  • Without rules and laws, our society would be chaos. If God would leave a nation without government, anarchy would prevent His people from enjoying His grace.

What is the difference between limited authority and absolute authority?

  • Limited authority must be exercised within certain boundaries. In the case of our governments God retains the absolute authority. All government has limited authority.

Have someone in the group read Romans 13:2-5.

Why should Christians (who are part of the world’s real authority system but heirs to the kingdom of God, which will one day overrule all human governments) obey worldly authorities?

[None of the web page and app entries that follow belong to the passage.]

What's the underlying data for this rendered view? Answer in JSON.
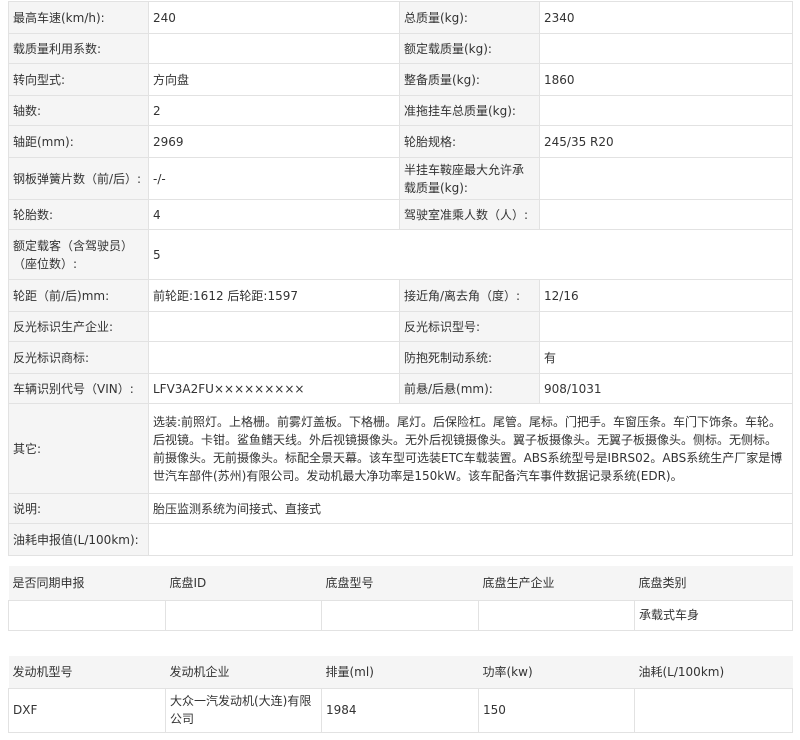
{
  "spec": {
    "rows": [
      {
        "l1": "最高车速(km/h):",
        "v1": "240",
        "l2": "总质量(kg):",
        "v2": "2340"
      },
      {
        "l1": "载质量利用系数:",
        "v1": "",
        "l2": "额定载质量(kg):",
        "v2": ""
      },
      {
        "l1": "转向型式:",
        "v1": "方向盘",
        "l2": "整备质量(kg):",
        "v2": "1860"
      },
      {
        "l1": "轴数:",
        "v1": "2",
        "l2": "准拖挂车总质量(kg):",
        "v2": ""
      },
      {
        "l1": "轴距(mm):",
        "v1": "2969",
        "l2": "轮胎规格:",
        "v2": "245/35 R20"
      },
      {
        "l1": "钢板弹簧片数（前/后）:",
        "v1": "-/-",
        "l2": "半挂车鞍座最大允许承载质量(kg):",
        "v2": ""
      },
      {
        "l1": "轮胎数:",
        "v1": "4",
        "l2": "驾驶室准乘人数（人）:",
        "v2": ""
      },
      {
        "l1": "额定载客（含驾驶员）（座位数）:",
        "v1": "5"
      },
      {
        "l1": "轮距（前/后)mm:",
        "v1": "前轮距:1612 后轮距:1597",
        "l2": "接近角/离去角（度）:",
        "v2": "12/16"
      },
      {
        "l1": "反光标识生产企业:",
        "v1": "",
        "l2": "反光标识型号:",
        "v2": ""
      },
      {
        "l1": "反光标识商标:",
        "v1": "",
        "l2": "防抱死制动系统:",
        "v2": "有"
      },
      {
        "l1": "车辆识别代号（VIN）:",
        "v1": "LFV3A2FU×××××××××",
        "l2": "前悬/后悬(mm):",
        "v2": "908/1031"
      }
    ],
    "other_label": "其它:",
    "other_value": "选装:前照灯。上格栅。前雾灯盖板。下格栅。尾灯。后保险杠。尾管。尾标。门把手。车窗压条。车门下饰条。车轮。后视镜。卡钳。鲨鱼鳍天线。外后视镜摄像头。无外后视镜摄像头。翼子板摄像头。无翼子板摄像头。侧标。无侧标。前摄像头。无前摄像头。标配全景天幕。该车型可选装ETC车载装置。ABS系统型号是IBRS02。ABS系统生产厂家是博世汽车部件(苏州)有限公司。发动机最大净功率是150kW。该车配备汽车事件数据记录系统(EDR)。",
    "note_label": "说明:",
    "note_value": "胎压监测系统为间接式、直接式",
    "fuel_label": "油耗申报值(L/100km):",
    "fuel_value": ""
  },
  "chassis": {
    "headers": [
      "是否同期申报",
      "底盘ID",
      "底盘型号",
      "底盘生产企业",
      "底盘类别"
    ],
    "row": [
      "",
      "",
      "",
      "",
      "承载式车身"
    ]
  },
  "engine": {
    "headers": [
      "发动机型号",
      "发动机企业",
      "排量(ml)",
      "功率(kw)",
      "油耗(L/100km)"
    ],
    "row": [
      "DXF",
      "大众一汽发动机(大连)有限公司",
      "1984",
      "150",
      ""
    ]
  }
}
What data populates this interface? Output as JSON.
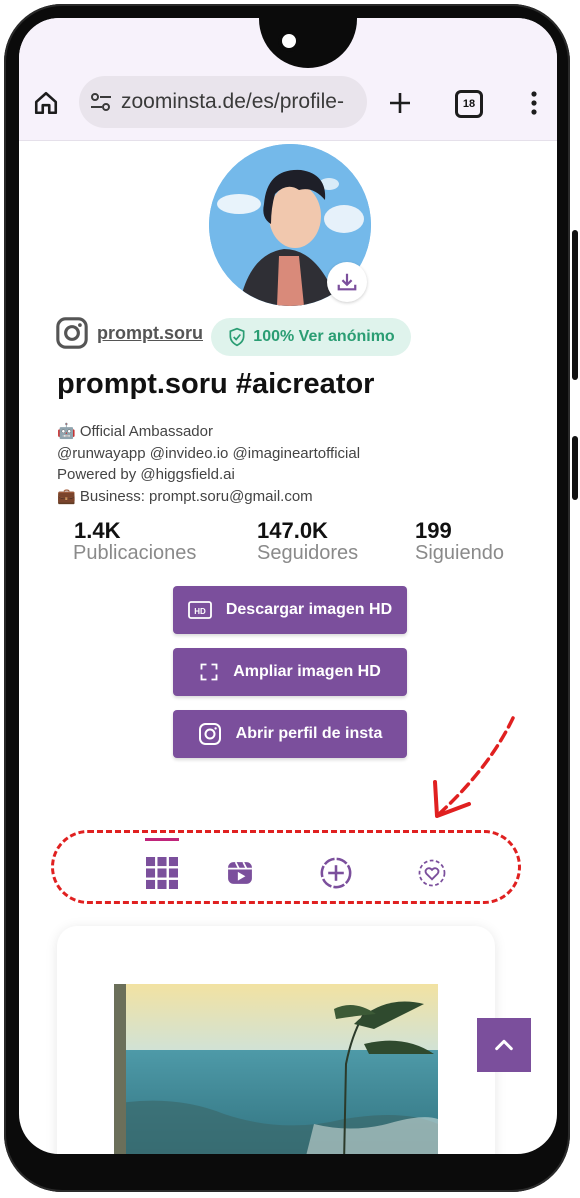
{
  "browser": {
    "url": "zoominsta.de/es/profile-",
    "tab_count": "18"
  },
  "profile": {
    "handle": "prompt.soru",
    "anon_badge": "100% Ver anónimo",
    "display_name": "prompt.soru #aicreator",
    "bio_lines": [
      "🤖 Official Ambassador",
      "@runwayapp @invideo.io @imagineartofficial",
      "Powered by @higgsfield.ai",
      "💼 Business: prompt.soru@gmail.com"
    ]
  },
  "stats": [
    {
      "value": "1.4K",
      "label": "Publicaciones"
    },
    {
      "value": "147.0K",
      "label": "Seguidores"
    },
    {
      "value": "199",
      "label": "Siguiendo"
    }
  ],
  "actions": {
    "download_hd": "Descargar imagen HD",
    "zoom_hd": "Ampliar imagen HD",
    "open_profile": "Abrir perfil de insta"
  },
  "colors": {
    "accent": "#7b4f9c",
    "badge_green": "#2a9d73",
    "annotation_red": "#e02020"
  },
  "icons": [
    "home-icon",
    "site-settings-icon",
    "new-tab-icon",
    "tab-switcher-icon",
    "menu-icon",
    "instagram-icon",
    "shield-check-icon",
    "download-icon",
    "hd-icon",
    "expand-icon",
    "grid-icon",
    "reels-icon",
    "add-circle-icon",
    "tagged-icon",
    "chevron-up-icon"
  ]
}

  • The Possibility of Punishment – The Greek word used to express “judgment” in v. 2 refers not divine but temporal judgment executed by the civil government whose laws have been violated. The Greek word krima means the temporal or judicial sentence which is executed upon the one disobeying the laws of the state. The Christian is called to obey the laws of the state so long as they do not interfere with his faith as contained in the Bible (Titus 3:1; Peter 2:13; Colossians 3:22; Ephesians 6:1). If for conscience sake, a Christian feels compelled to violate the law, they must expect to suffer the consequences until the law is changed. If legal recourse is open to avoid punishment, it should certainly be taken (see Acts 23:3; 25:10-11).
  • A Matter of Conscience – First, the Christian should ascribe to a set of principles higher than the laws of any human government, the principles contained in the Scripture. Second, the Christian has welcomed into their person the presence of the Spirit of holiness, justice, righteousness, and benevolence.

Read Genesis 9:6. to the group.

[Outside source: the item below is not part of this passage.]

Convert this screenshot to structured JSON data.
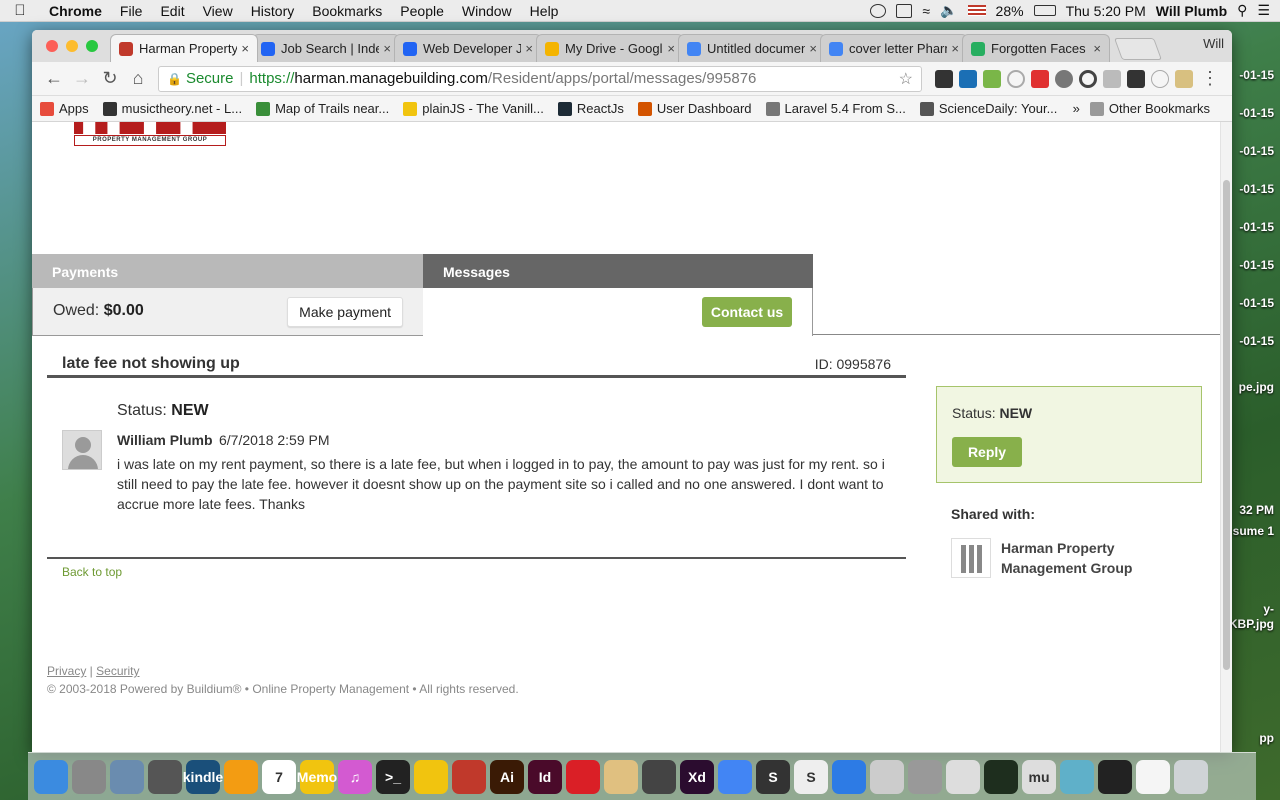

When did this authority of government over people come about?

  • This appears to be the first time that God permitted man the authority to rule over one another and hold each other accountable.

Have someone in the group read Romans 13:6-7.

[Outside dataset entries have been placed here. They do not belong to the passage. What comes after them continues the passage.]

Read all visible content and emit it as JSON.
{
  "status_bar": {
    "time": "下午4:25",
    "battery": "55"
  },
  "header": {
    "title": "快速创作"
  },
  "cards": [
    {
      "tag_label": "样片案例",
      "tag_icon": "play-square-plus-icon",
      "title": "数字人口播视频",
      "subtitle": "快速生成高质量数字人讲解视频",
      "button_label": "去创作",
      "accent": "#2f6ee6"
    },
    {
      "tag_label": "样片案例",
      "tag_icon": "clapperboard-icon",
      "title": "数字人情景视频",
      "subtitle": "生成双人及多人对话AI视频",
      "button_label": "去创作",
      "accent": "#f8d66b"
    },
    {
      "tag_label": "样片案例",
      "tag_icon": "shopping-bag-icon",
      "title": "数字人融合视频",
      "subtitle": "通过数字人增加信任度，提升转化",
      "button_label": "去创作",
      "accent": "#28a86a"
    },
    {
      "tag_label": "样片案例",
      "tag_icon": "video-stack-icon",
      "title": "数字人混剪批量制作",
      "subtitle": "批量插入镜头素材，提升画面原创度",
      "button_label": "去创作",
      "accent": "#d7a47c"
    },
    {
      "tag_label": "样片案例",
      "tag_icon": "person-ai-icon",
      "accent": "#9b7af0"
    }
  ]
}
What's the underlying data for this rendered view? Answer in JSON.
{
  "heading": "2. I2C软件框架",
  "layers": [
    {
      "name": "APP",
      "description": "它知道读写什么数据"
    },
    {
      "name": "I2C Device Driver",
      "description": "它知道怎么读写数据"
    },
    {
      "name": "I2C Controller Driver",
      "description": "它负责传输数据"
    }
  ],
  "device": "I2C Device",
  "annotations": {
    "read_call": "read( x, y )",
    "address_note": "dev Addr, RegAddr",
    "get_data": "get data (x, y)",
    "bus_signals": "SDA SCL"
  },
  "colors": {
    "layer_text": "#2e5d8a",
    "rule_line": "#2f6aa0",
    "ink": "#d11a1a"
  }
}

Why should we honor and respect authorities?

  • Because we understand that they are serving God in their offices.

How do we honor authorities?

  • Fulfill the obligations of citizenship (i.e., tribute, loyalty);
  • Respect those in authority;
  • Recognize and honor the office (if they expect honor, give it); and
  • No matter how irritating to the paying of taxes might seem, pay them.

Section Three: Our Debt of Love

Have someone in the group read Romans 13:8-10.

What does Paul tell us about our private debts?

  • Fulfill all personal financial obligations.
  • Directs us to the love debts, the ones that must be paid and the one that can never be paid.

Read Matthew 5:42 to the group.

Is borrowing OK for a Christian to do?

  • Jesus permitted borrowing. However, one’s motives must be carefully examined. If indebtedness s evidence of a lack of faith and a covetous lifestyle, this would not fit Christ’s sanity check on borrowing.

What is the debt that can never be paid?

  • Love. We can never say that we have loved enough.

What were Paul’s examples on loving?

  • Love your neighbor as yourself (v. 9).
  • Your response to your enemies (12:17-21).
  • Your duties as citizens in a secular society (13:1-7).
  • We are to be law-abiding, tax-paying citizens.

Bible Truth Being Taught

The lifestyles of Christians, individually and corporately, are to contrast those of the world.

Our Response

We are to live a life and respond to our neighbors and government in a way that is distinctively Christian.